Last week [Irish Times, 28th May 2009] in the Seanad, Senator Eoghan Harris put forward a novel proposal that the Minister for Justice should consider introducing an amnesty for minor offenders currently in prison to mark the release of the Ryan Commission Report. The proposal met with a generally favourable reaction from Senators of all parties, many of whom referred to the urgent problem of prison overcrowding.
The linking of the imprisonment of non-violent offenders with the appalling crimes at the heart of the Ryan Report may at first seem incongruous, but it throws open a number of very interesting parallels.
In the first instance, while the circumstances in which we detain people may have shifted considerably over the years, poverty is a common theme. The children detained in industrial schools were essentially treated as criminals largely because of their poverty. The rightful horror that society is now expressing about this appalling injustice resonates today when it is generally only those who grow up in the most severe poverty that we send to our prisons.
It is also striking that the one section of the Ryan Report that hasn’t received much attention so far is the chapter (volume 3, chapter 11) dealing with the current circumstances of the victims of abuse. The Commission lists the appalling lifetime consequences of abuse for the adult survivors in terms of their adult relationships, employment history and socio-economic standing, as well their physical and mental health.

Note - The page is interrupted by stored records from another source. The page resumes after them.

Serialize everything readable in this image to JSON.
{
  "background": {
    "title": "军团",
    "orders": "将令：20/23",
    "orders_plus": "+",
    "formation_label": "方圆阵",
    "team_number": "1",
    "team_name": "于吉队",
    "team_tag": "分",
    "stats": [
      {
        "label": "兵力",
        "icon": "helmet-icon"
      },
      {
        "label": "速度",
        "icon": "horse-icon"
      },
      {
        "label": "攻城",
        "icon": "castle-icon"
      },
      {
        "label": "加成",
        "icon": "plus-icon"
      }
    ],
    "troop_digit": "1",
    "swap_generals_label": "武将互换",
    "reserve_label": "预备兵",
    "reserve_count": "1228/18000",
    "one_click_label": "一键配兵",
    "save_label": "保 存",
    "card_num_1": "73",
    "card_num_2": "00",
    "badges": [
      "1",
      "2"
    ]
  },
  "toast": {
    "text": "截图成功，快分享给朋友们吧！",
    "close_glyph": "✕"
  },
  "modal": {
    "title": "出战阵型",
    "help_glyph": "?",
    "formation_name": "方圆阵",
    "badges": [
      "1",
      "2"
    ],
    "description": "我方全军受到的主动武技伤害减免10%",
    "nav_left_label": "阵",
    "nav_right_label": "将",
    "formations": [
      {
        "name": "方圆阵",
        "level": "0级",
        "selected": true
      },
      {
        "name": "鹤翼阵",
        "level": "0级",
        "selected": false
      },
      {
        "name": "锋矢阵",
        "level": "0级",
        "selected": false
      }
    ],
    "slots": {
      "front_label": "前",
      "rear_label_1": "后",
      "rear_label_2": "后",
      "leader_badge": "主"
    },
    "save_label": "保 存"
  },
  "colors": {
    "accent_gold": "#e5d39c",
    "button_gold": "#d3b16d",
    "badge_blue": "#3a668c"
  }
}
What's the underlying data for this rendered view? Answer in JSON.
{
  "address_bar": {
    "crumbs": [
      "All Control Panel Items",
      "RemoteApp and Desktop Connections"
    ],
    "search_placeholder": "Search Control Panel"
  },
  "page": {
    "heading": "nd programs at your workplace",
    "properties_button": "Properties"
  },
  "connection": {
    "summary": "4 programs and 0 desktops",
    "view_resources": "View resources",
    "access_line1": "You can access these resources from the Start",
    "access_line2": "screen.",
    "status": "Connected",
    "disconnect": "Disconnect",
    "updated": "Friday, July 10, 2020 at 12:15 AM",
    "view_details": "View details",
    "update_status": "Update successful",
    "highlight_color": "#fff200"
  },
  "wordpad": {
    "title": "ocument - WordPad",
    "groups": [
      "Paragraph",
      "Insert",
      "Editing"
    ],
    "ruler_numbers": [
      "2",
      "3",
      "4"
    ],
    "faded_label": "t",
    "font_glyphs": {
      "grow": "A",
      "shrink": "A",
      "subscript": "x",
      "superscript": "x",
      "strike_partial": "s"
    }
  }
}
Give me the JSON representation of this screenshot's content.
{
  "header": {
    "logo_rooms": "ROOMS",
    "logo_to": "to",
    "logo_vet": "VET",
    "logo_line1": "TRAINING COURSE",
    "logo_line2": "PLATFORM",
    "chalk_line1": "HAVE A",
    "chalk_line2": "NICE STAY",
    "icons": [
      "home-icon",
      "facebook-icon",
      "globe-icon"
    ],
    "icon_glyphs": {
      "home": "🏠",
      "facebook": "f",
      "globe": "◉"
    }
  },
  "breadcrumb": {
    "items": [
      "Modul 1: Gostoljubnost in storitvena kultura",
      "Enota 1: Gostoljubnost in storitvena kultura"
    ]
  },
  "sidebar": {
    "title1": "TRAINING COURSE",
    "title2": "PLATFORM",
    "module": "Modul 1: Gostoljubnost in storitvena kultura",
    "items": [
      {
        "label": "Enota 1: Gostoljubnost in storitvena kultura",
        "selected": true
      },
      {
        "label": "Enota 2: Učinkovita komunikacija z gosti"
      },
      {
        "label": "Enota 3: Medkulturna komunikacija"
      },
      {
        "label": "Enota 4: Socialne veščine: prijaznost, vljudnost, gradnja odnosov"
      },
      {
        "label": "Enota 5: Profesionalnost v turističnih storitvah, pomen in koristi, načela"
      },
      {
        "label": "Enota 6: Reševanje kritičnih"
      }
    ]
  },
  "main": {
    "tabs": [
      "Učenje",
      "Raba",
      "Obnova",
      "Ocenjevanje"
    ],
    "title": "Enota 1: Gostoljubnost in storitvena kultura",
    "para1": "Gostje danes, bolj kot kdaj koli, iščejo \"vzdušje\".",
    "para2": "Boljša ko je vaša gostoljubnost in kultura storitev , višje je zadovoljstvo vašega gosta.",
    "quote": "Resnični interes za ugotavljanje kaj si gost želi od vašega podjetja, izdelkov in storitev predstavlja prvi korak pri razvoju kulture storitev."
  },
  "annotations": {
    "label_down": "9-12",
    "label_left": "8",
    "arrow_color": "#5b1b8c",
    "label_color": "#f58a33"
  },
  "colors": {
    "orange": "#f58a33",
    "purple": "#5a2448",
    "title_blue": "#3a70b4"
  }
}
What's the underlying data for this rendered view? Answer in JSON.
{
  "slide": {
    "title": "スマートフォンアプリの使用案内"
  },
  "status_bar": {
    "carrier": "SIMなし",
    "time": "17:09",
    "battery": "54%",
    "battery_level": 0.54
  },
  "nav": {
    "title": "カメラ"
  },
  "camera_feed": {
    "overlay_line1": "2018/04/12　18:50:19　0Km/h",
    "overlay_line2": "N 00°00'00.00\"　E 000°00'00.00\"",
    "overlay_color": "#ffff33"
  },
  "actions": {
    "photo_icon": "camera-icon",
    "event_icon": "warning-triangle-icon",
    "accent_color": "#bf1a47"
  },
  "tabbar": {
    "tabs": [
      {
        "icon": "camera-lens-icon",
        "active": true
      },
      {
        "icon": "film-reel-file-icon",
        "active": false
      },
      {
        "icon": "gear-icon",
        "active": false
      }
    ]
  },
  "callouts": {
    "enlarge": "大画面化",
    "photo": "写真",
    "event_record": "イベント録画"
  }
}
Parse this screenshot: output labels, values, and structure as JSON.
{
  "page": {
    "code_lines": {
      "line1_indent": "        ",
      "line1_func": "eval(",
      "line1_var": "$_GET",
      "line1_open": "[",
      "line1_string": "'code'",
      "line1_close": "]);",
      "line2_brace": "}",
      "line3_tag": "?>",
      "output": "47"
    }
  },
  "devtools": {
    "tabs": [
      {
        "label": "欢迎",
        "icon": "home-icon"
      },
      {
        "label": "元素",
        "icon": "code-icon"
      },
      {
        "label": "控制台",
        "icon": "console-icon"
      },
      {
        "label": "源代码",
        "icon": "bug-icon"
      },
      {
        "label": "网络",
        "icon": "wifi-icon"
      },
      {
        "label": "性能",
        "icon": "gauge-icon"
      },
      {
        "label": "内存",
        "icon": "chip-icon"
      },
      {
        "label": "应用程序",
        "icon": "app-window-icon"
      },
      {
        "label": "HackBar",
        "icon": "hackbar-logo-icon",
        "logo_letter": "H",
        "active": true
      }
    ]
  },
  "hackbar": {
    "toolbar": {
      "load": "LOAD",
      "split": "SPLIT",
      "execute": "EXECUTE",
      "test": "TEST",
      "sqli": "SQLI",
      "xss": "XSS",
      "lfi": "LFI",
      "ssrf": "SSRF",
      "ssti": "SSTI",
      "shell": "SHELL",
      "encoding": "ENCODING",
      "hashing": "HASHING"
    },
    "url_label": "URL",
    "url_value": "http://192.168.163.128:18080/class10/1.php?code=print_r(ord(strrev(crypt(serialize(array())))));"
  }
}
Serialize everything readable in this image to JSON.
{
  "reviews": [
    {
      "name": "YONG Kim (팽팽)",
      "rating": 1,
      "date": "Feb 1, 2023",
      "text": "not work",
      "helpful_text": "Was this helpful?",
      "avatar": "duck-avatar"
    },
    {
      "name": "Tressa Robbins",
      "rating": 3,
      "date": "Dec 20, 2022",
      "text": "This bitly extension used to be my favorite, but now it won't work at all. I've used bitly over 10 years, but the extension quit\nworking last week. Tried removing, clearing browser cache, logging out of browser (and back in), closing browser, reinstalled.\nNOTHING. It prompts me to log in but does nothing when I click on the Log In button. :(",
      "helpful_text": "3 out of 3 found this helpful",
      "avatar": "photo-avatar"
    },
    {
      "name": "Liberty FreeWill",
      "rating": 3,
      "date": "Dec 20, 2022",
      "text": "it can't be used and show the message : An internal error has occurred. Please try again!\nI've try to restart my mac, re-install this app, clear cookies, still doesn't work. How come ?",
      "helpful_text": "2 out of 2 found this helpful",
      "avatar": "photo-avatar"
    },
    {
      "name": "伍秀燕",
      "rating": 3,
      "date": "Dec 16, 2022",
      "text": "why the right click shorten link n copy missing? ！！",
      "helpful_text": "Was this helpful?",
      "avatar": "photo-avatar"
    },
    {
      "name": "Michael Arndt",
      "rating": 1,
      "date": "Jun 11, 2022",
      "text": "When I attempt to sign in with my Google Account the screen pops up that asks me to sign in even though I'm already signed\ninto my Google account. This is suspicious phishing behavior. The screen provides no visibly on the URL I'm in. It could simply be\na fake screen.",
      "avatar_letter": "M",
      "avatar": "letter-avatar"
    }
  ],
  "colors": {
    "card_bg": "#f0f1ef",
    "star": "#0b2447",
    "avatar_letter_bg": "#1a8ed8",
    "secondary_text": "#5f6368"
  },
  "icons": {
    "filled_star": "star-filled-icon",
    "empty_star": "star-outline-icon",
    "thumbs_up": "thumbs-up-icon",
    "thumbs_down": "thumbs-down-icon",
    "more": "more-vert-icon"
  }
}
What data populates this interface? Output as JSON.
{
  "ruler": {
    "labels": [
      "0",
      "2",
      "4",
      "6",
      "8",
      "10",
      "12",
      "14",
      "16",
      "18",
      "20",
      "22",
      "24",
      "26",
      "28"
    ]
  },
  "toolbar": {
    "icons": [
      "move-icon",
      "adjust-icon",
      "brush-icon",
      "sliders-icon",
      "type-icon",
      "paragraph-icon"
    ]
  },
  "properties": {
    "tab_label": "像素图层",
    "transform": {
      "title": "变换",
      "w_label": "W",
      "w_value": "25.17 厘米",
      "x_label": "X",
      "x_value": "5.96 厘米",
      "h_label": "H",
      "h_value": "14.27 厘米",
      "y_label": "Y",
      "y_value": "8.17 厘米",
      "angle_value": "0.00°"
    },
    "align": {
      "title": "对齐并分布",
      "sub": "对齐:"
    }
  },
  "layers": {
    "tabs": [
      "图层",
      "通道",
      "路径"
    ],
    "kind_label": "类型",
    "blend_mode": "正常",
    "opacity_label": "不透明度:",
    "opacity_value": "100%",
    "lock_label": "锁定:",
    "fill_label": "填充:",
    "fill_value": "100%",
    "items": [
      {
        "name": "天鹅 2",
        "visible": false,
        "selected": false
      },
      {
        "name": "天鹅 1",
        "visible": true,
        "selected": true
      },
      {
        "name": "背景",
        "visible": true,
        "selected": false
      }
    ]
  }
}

The report doesn’t disclose how many of these victims would later end up in prisons, but we can only assume that a significant number of these damaged people did fall into criminality as a result of their experiences.
The proposal also throws in sharp relief the idiosyncrasies of public morality in Ireland over recent years. This was a period when powerful transgressors, be it in political, financial or clerical institutions of power, have been treated with the greatest generosity by the State. Some would argue that the reluctance to punish their crimes has often bordered on impunity. On the other hand, to call for clemency towards persons convicted of even the more minor of criminal offences has been a definite political taboo.
The full scale of the horrors in our recent past will continue to resonate for a long time to come, but by linking the horrors of the past with the hypocrisies of the present, this proposal raises even more uncomfortable truths about our values as a society.